Last night I watched the first part of a new BBC2 history series, The Plantagenets, presented by my favourite TV historian, Prof. Robert Bartlett (who also brought us The Normans). Bartlett firmly turns his back on all the tropes that make so much TV history irksome, if not unwatchable. He is not on a 'journey of discovery' - he already knows this stuff; he's a historian, dammit - and he makes no attempt to ingratiate himself with the viewer: dressed at all times in a dark overcoat and scarf, he stands in an appropriate location, glowers balefully at us, and tells the story - no frills, no gimmicks, no nonsense, no set-up encounters with experts, no trying his hand at medieval crafts, no dashing about (he moves slowly, if at all), no dressing up, no straining after 'relevance', no laboured reconstructions (just the odd impressionistic micro-budget scene). And he tells the story - a long, complicated and extremely bloody one - lucidly and well, with an eye for the telling detail and the human element in the great dynastic saga. This is narrative TV history at its best. If you missed it, it's available on the BBC iPlayer...
Meanwhile, here is Geoffrey Hill's stunning sonnet summing up the blood-boltered dynasty in 14 dense, sinewy lines:
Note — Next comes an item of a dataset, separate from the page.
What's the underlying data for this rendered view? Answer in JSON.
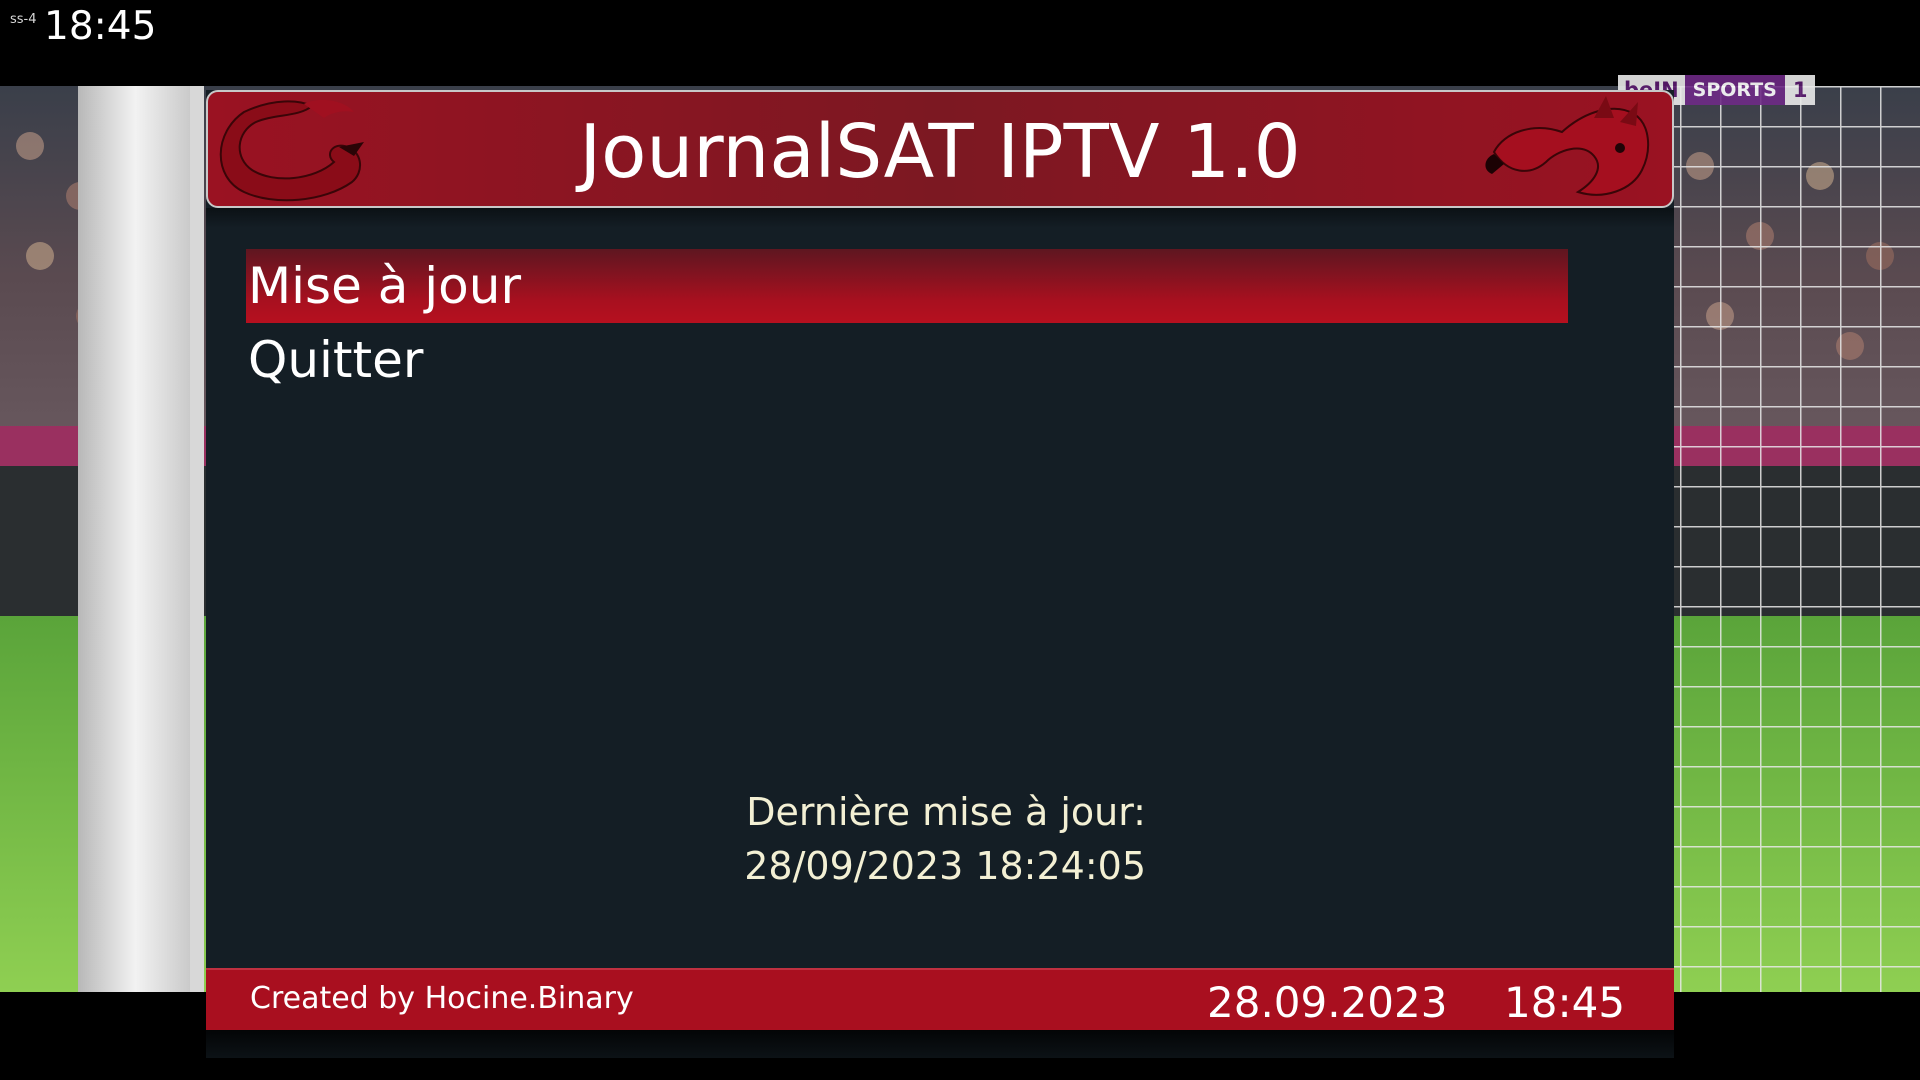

Requiem for the Plantagenet Kings

For whom the possessed sea littered, on both shores,   
Ruinous arms; being fired, and for good,
To sound the constitution of just wars,
Men, in their eloquent fashion, understood.

Relieved of soul, the dropping-back of dust,   
Their usage, pride, admitted within doors;
At home, under caved chantries, set in trust,   
With well-dressed alabaster and proved spurs   
They lie; they lie; secure in the decay
Of blood, blood-marks, crowns hacked and coveted,   
Before the scouring fires of trial-day
Alight on men; before sleeked groin, gored head,   
Budge through the clay and gravel, and the sea   
Across daubed rock evacuates its dead.


  1. All that and he is restrained in the spurious use of the present tense to describe stuff that happened in the past in a bogus attempt to make the story relevant.

  2. Agree with you wholeheartedly that this man is the best presenter of history on TV.No other comes near. If he has self-consciousness it is subsumed into the story he has to tell.The problem we have today in this horrible era of "celebrity" is that the makers cannot contemplate giving us documentary without the fronting person getting in the way. Now Bartlett is a substantial history-man of course but is able to give us his subject wonderfully without show-biz daftness intruding. Full-marks to him and the makers.Let others watch and learn.